As an office manager, your main focus is likely the productivity of your office workers. As you know, working in an office environment has a number of challenges for your employees. The environment itself can improve productivity or reduce it substantially.
U.S. News and World Report conducted a test they called the Coding War Games. They found the best workers in offices with low noise levels outperformed the worst workers in noisy offices 10:1. Of course, it can be difficult for most people to concentrate when it’s noisy.
But, noise is not the only thing that can lower productivity in an office environment. Here are a few improvements you may want to consider to increase productivity in your office.
Stale air can affect the health of your office staff. Sick building syndrome is a phenomenon that occurs when time within a confined area with poor indoor air quality can cause people to complain of headaches, itchy skin, dry cough, nausea, dizziness and other symptoms that can reduce productivity.
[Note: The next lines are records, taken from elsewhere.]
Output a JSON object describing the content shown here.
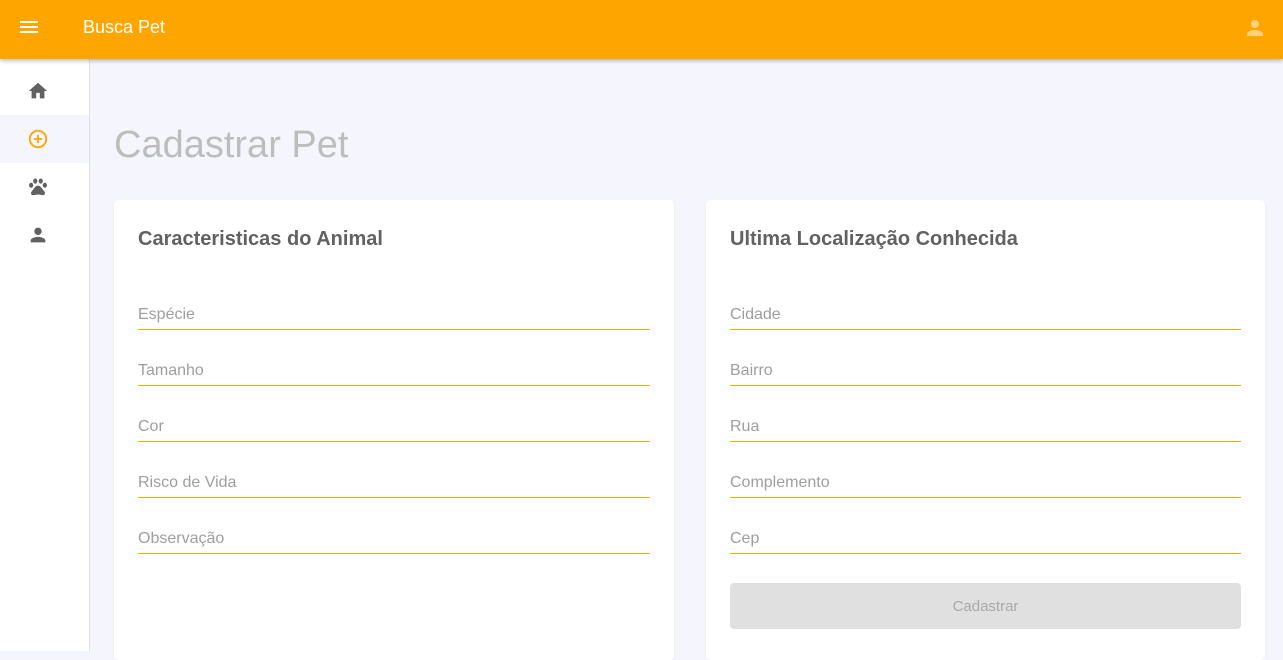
{
  "header": {
    "app_title": "Busca Pet",
    "menu_icon": "menu-icon",
    "account_icon": "account-icon",
    "color": "#ffa500"
  },
  "sidebar": {
    "items": [
      {
        "name": "home",
        "icon": "home-icon",
        "active": false
      },
      {
        "name": "add",
        "icon": "add-circle-icon",
        "active": true
      },
      {
        "name": "pets",
        "icon": "paw-icon",
        "active": false
      },
      {
        "name": "profile",
        "icon": "person-icon",
        "active": false
      }
    ]
  },
  "main": {
    "page_title": "Cadastrar Pet",
    "animal_card": {
      "title": "Caracteristicas do Animal",
      "fields": [
        {
          "placeholder": "Espécie",
          "value": ""
        },
        {
          "placeholder": "Tamanho",
          "value": ""
        },
        {
          "placeholder": "Cor",
          "value": ""
        },
        {
          "placeholder": "Risco de Vida",
          "value": ""
        },
        {
          "placeholder": "Observação",
          "value": ""
        }
      ]
    },
    "location_card": {
      "title": "Ultima Localização Conhecida",
      "fields": [
        {
          "placeholder": "Cidade",
          "value": ""
        },
        {
          "placeholder": "Bairro",
          "value": ""
        },
        {
          "placeholder": "Rua",
          "value": ""
        },
        {
          "placeholder": "Complemento",
          "value": ""
        },
        {
          "placeholder": "Cep",
          "value": ""
        }
      ],
      "submit_label": "Cadastrar",
      "submit_disabled": true
    }
  },
  "colors": {
    "accent": "#ffa500",
    "background": "#f5f6fd",
    "icon_inactive": "#616161"
  }
}
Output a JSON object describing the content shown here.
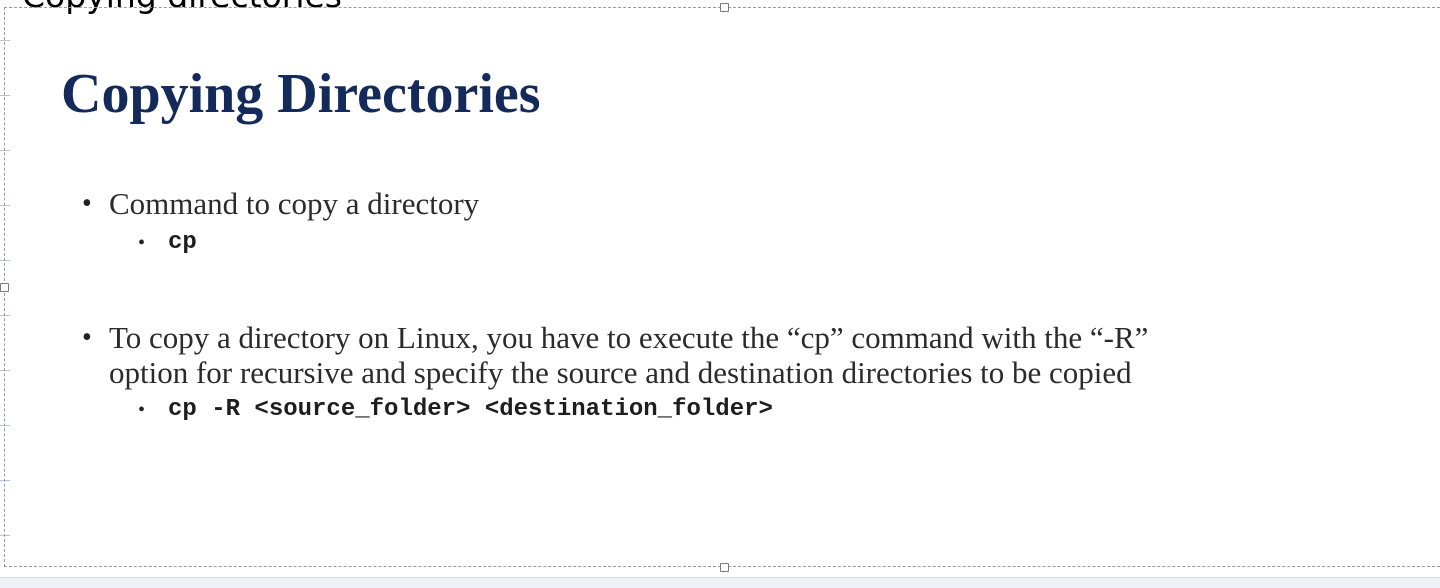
{
  "editor": {
    "overflow_title": "Copying directories"
  },
  "slide": {
    "title": "Copying Directories",
    "bullets": [
      {
        "text": "Command to copy a directory",
        "sub": [
          "cp"
        ]
      },
      {
        "text_line1": "To copy a directory on Linux, you have to execute the “cp” command with the “-R”",
        "text_line2": "option for recursive and specify the source and destination directories to be copied",
        "sub": [
          "cp -R <source_folder> <destination_folder>"
        ]
      }
    ]
  },
  "colors": {
    "title": "#142a5a",
    "body_text": "#2b2b2b",
    "frame_border": "#9a9a9a"
  }
}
The World Health Organization suggests that 30% of new or remodeled buildings have poor indoor air quality. This may be due to the premise that sealing and insulation reduces energy costs. Without good ventilation to improve air quality, the loss of productivity throughout the workforce can, understandably, adversely affect the bottom line by cancelling out any energy cost savings.
Improve the ventilation system to allow fresh air into the office while removing the stale air. This can be done effectively by improving your building’s stack effect.
Increase Natural Lighting
Seasonal affective disorder (SAD) causes depression due to the lack of natural sunlight during the winter months. This is due to the changes in your body’s “master clock” of circadian rhythms. These rhythms are produced by environmental signals, particularly the exposure to light which helps regulate your body’s sleep-wake cycles and body temperature.
If your office staff works primarily in areas without natural sunlight, they can be affected by SAD year round due to the inability to regulate their circadian rhythm. Understandably, this can affect productivity.
Increase the amount of natural sunlight that enters into the office workplace by removing window tinting and opening window coverings, if possible. If you are unable to increase natural lighting, consider changing your lighting system to one that uses full spectrum lighting.
Cornell University conducted a study that showed typing errors reduced by 44% and typing increased 150% when the office temperature increased from 68 to 77 degrees Fahrenheit. Even though the workers didn’t feel cold when the temperature was set at 68, it did distract them enough to affect their productivity.
It may take a few months to find the optimal temperature for your particular office setting. Adjust the temperature by one or two degrees on a weekly basis and watch for changes in productivity until you find the right thermostat setting for your office.
The flow of the office can affect productivity. An office with open space can help to promote collaboration between your office staff, but it can also be disruptive to those who concentrate better when working alone or with few distractions. Many offices use desks, cabinets and dividers, like those from D&R Office Works Inc., to section of various work stations to give each worker more privacy to conduct their tasks.
The most suitable arrangement for your office furniture will largely depend on whether your staff works individually or as a collaborative team. If your staff requires a bit of both, consider installing moveable office partitions that can transform the office from open to individual spaces quickly.
By reducing distractions with strategically placed partitions, improving the air quality and natural sunlight, and keeping the temperature at a comfortable level, the production level in your office should increase.